Tonight Could Be the Night for Kahne
If, as scholars say, history repeats itself, Kasey Kahne is destined to win tonight’s 61st running of the Turkey Night Midget Grand Prix at Irwindale Speedway.
For the last three races, the winner has been the second-place finisher from the previous year. Kahne finished second to Tony Stewart last year.
Stewart had finished second to Jason Leffler in 1999, Leffler had been runner-up to Jay Drake in 1998 and Drake had been second to Billy Boat in 1997.
“If that’s a good omen, I’ll take it,” said Kahne, an apple-cheeked youngster from the apple country of Enumclaw, Wash., who would be a likely favorite under any circumstances. Kahne, last year’s U.S. Auto Club midget car champion, has already won two of USAC’s major midget events, the Belleville Nationals in Kansas and the Night Before the 500 at Indianapolis Raceway Park.
Oddly, in the previous 57 Turkey Nights before 1998, only once had a runner-up won the next year. That was 1987, when Ron Shuman won after having lost to Warren Mockler in ’86.
Last month, Kahne won USAC sprint car and midget main events on the same night at Irwindale, and while many drivers and teams are struggling to find sponsors, Kahne is sorting offers from NASCAR, CART and IRL for next year. Consensus is that he is the next Jeff Gordon or Tony Stewart.
Tonight he will be part of a powerful four-car team entered by Steve Lewis of Laguna Beach. Also driving for Lewis are Dave Darland, who clinched this year’s USAC midget crown last week; J.J. Yeley, newly crowned USAC sprint car champion; and PJ Jones, filling in for defending champion Stewart.
Jones will be in the No. 19 Ford-powered “Beast” that Stewart won in last year.
All of Lewis’ cars are built in Bob East’s Indianapolis shop, assembled in Laguna Beach and powered by Ed Pink engines built in Van Nuys.
East’s son, Bobby, is another favorite. Only 16, he became USAC’s youngest national event winner last July when he won a 30-lap midget race at Illiana Speedway in Indiana.
He also won the Old Pueblo Classic last Saturday in Tucson, finishing ahead of Kahne, Josh Wise, A.J. Davis and Darland.
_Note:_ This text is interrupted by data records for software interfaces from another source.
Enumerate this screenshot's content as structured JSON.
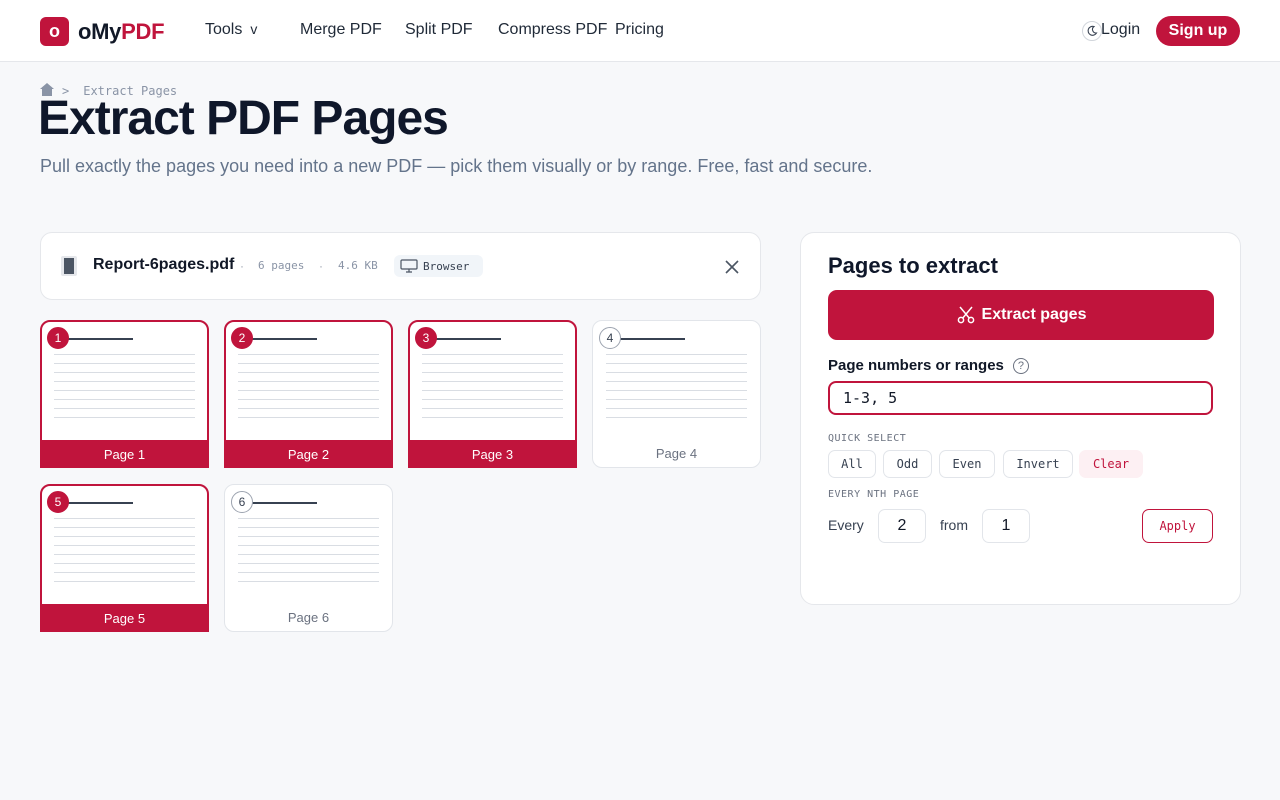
{
  "header": {
    "logo_mark": "o",
    "logo_prefix": "oMy",
    "logo_accent": "PDF",
    "nav": [
      {
        "label": "Tools",
        "chevron": "v"
      },
      {
        "label": "Merge PDF"
      },
      {
        "label": "Split PDF"
      },
      {
        "label": "Compress PDF"
      },
      {
        "label": "Pricing"
      }
    ],
    "login_label": "Login",
    "signup_label": "Sign up"
  },
  "breadcrumb": {
    "separator": ">",
    "current": "Extract Pages"
  },
  "hero": {
    "title": "Extract PDF Pages",
    "subtitle": "Pull exactly the pages you need into a new PDF — pick them visually or by range. Free, fast and secure."
  },
  "file": {
    "name": "Report-6pages.pdf",
    "pages": "6 pages",
    "size": "4.6 KB",
    "badge": "Browser",
    "dot": "·"
  },
  "pages": [
    {
      "number": "1",
      "label": "Page 1",
      "selected": true
    },
    {
      "number": "2",
      "label": "Page 2",
      "selected": true
    },
    {
      "number": "3",
      "label": "Page 3",
      "selected": true
    },
    {
      "number": "4",
      "label": "Page 4",
      "selected": false
    },
    {
      "number": "5",
      "label": "Page 5",
      "selected": true
    },
    {
      "number": "6",
      "label": "Page 6",
      "selected": false
    }
  ],
  "panel": {
    "title": "Pages to extract",
    "extract_label": "Extract pages",
    "range_label": "Page numbers or ranges",
    "help": "?",
    "range_value": "1-3, 5",
    "quick_select_label": "QUICK SELECT",
    "quick_select": [
      "All",
      "Odd",
      "Even",
      "Invert",
      "Clear"
    ],
    "nth_label": "EVERY NTH PAGE",
    "every_label": "Every",
    "every_value": "2",
    "from_label": "from",
    "from_value": "1",
    "apply_label": "Apply"
  },
  "colors": {
    "accent": "#c0143c",
    "text_dark": "#0f172a",
    "muted": "#64748b"
  },
  "icons": {
    "home": "home-icon",
    "moon": "moon-icon",
    "file": "file-icon",
    "monitor": "monitor-icon",
    "close": "close-icon",
    "scissors": "scissors-icon",
    "help": "help-icon"
  }
}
It was Darland’s first race after sustaining serious head injuries in an accident Sept. 22 at Eldora Speedway in Ohio. His fifth-place finish was enough to clinch his third USAC championship, first in midgets. In 1997 he won the Silver Bullet title and in 1999 the sprint car crown.
Stewart, whose main job is driving a Winston Cup stock car for Joe Gibbs, had said all along that he would return to Irwindale to defend his title, but logistical problems brought on by the Sept. 11 terrorist attacks will keep him away.
NASCAR, after postponing the New Hampshire 300 in Loudon, N.H., on Sept. 16, rescheduled it for Friday, making it impossible for him to compete tonight, fly all night and race Friday at New Hampshire International Speedway.
“I tried every way I could to make it, but there’s no way,” said a disappointed Stewart. “Turkey Night’s an important race for me because of Cary Agajanian and his family’s involvement in the race.”
Agajanian, whose family runs the race in partnership with Irwindale Speedway, has been one of Stewart’s advisors since he was a teenager.
Coincidentally, Agajanian’s newest Indy car driver, Billy Boat, will be returning to Turkey Night after a two-year absence.
Boat has won the race three times, in 1995 at Oildale, in 1996 at Perris and in 1997 at Ventura, all dirt tracks. Irwindale is a paved half-mile oval.
“I haven’t raced a midget for a couple of years, but it’s kind of like riding a bike, you never forget how,” Boat said. “I’d like to make it winning on four different tracks.”
Boat will drive for John Lawson of Fresno, his owner in the three Turkey Night races he has won. Boat, fourth in IRL standings this year, has announced that he will race his own Indy car, a Dallara-Chevy he co-owns with Agajanian and Mike Curb, next season.
Turkey Night qualifying will start at 3 p.m., followed by a 40-lap USAC Western sprint car race at 7, then the 100-lap midget car race.